*PROBLEM DETAILS:*
Which lines in the records below contain the word "desc"? Copy each one.

*EXTRACTED MATERIAL:*
# # # # # # #
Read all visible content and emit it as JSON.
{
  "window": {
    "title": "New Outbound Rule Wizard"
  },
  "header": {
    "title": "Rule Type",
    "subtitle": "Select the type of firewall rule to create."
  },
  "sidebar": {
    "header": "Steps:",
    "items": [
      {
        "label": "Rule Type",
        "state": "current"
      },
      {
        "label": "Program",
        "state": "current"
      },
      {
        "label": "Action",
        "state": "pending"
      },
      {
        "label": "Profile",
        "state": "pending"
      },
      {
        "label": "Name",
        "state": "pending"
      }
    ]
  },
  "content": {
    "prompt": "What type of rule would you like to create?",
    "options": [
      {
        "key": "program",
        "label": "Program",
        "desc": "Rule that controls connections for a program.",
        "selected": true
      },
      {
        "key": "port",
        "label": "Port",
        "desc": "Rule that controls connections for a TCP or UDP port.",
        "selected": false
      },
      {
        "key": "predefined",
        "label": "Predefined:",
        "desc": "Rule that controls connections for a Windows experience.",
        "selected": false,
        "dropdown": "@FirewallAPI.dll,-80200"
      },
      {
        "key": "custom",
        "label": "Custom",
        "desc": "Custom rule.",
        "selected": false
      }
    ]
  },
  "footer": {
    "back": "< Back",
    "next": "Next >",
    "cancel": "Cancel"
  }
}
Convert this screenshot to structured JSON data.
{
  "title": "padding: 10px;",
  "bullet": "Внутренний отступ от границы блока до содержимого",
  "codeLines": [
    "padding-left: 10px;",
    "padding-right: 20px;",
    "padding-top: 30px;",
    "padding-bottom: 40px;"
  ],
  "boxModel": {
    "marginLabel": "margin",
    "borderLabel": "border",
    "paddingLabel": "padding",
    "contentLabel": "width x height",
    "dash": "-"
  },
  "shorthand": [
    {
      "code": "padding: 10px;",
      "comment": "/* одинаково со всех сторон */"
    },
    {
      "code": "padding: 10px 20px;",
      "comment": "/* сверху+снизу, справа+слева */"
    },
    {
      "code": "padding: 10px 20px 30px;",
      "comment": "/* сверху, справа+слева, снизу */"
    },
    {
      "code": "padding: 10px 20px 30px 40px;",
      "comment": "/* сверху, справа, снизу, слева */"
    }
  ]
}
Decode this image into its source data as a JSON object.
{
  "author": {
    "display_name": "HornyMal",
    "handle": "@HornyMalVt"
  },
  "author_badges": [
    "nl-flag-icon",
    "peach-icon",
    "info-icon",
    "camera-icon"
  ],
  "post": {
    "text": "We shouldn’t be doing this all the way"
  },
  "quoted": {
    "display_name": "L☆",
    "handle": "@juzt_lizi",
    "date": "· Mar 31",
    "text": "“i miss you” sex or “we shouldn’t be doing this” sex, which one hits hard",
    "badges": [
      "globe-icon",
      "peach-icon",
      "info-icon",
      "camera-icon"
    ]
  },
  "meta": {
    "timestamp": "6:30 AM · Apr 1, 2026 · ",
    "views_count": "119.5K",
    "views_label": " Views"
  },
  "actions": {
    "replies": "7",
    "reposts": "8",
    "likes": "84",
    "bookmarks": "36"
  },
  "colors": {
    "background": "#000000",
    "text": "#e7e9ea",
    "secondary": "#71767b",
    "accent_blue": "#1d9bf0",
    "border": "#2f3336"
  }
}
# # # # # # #
*EXPECTED ANSWER:*
        "desc": "Rule that controls connections for a program.",
        "desc": "Rule that controls connections for a TCP or UDP port.",
        "desc": "Rule that controls connections for a Windows experience.",
        "desc": "Custom rule.",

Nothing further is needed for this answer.